So it's probably better not to take Wilder's statements too seriously and enjoy the movie as a wickedly black comedy. Harry Hinkle (a perfect Lemmon name) is a TV cameraman run down by a football player during broadcast of a game. He isn't injured, but his ambulance-chasing lawyer brother-in-law (Matthau) convinces him to pretend he's badly hurt in order to pursue a big lawsuit. Matthau won a supporting actor Oscar® for his dead-on portrayal of a character described in the script as "a tall, loose-jointed man - with a brain full of razor blades and a heart full of chutzpah." On the subject of the actor, Wilder is again not to be entirely trusted. In Crowe's book, he claims to have brought the relatively unknown Matthau from the New York theater. It's true Matthau was a respected stage actor and not exactly a household name in 1966, but The Fortune Cookie was actually his 20th film since 1955, including roles in Elvis Presley's King Creole (1958), Fail Safe (1964) and Ensign Pulver (1964), the sequel to Mr. Roberts (1955), in which Lemmon created the Pulver character.
Keep a sharp eye out for a change in Matthau's appearance in some scenes. The actor suffered a heart attack during filming, and production had to be shut down for several weeks. The scenes he shot on his return reveal a much-thinner Whiplash Willie.
A couple of additional points in the argument that The Fortune Cookie is not the disappointment Wilder claimed it to be: The film is remarkable in its use - innovative at the time - of inter-cutting between television and film footage. And as Boom Boom Jackson, the sweet-natured player who crashes into Lemmon, Ron Rich is cast in one of the first major black roles in American movies that doesn't depend on race as a story issue or plot point.
Director: Billy Wilder
Producers: Billy Wilder, I.A.L. Diamond, Doane Harrison
Screenplay: I.A.L. Diamond and Billy Wilder
Cinematography: Joseph LaShelle
Art Direction: Robert Luthardt
Music: Andre Previn

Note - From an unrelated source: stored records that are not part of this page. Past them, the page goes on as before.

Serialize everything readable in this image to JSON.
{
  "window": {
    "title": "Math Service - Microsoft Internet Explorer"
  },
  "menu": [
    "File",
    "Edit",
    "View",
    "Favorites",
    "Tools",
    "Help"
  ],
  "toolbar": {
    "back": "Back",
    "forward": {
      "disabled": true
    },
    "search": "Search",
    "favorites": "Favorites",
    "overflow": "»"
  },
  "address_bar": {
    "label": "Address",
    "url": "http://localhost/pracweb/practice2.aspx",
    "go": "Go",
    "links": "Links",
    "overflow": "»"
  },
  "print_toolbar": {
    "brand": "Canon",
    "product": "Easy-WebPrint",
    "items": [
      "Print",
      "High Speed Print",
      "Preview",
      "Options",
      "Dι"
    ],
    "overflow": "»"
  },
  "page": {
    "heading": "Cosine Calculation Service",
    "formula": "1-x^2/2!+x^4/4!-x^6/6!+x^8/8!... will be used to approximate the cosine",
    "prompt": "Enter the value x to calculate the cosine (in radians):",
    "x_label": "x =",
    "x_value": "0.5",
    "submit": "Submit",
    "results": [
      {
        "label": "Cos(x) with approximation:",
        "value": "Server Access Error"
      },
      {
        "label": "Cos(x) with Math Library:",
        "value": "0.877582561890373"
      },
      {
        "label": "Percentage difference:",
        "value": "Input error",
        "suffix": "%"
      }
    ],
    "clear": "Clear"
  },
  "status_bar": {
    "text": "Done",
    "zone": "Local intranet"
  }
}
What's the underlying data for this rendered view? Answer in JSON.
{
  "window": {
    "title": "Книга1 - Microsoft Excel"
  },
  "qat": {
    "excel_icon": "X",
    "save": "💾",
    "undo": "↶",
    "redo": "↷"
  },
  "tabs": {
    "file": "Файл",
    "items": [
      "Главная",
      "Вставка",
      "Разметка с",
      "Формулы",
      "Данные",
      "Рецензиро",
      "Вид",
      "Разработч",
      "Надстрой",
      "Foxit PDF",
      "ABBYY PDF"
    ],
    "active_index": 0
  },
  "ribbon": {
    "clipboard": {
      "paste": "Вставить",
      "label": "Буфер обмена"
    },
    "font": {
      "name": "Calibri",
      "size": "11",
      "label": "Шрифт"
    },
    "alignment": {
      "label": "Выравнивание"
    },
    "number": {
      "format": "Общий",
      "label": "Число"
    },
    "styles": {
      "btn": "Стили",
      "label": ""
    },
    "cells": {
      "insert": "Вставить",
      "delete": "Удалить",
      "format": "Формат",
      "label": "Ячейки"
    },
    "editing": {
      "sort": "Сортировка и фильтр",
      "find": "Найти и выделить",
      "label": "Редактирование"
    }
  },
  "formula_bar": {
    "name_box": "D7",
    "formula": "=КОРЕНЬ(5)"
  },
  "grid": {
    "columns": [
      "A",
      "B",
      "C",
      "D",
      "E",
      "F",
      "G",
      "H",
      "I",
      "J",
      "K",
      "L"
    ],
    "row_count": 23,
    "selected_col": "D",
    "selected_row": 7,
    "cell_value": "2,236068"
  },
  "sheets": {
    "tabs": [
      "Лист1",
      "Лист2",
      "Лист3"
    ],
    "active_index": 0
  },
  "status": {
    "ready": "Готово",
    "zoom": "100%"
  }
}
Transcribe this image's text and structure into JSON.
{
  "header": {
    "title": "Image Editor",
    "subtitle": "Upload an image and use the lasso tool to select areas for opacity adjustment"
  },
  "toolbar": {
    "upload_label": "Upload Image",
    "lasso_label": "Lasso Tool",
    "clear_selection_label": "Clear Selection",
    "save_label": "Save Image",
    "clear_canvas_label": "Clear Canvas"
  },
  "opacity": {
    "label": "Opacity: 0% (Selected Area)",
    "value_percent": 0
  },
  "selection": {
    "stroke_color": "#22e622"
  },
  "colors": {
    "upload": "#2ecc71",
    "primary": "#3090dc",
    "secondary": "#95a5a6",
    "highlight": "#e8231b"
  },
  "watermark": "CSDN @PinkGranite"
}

Cast: Jack Lemmon (Harry Hinkle), Walter Matthau (Willie Gingrich), Ron Rich (Luther "Boom Boom" Jackson), Judi West (Sandy Hinkle), Cliff Osmond (Purkey), Lurene Tuttle (Mother Hinkle).
by Rob Nixon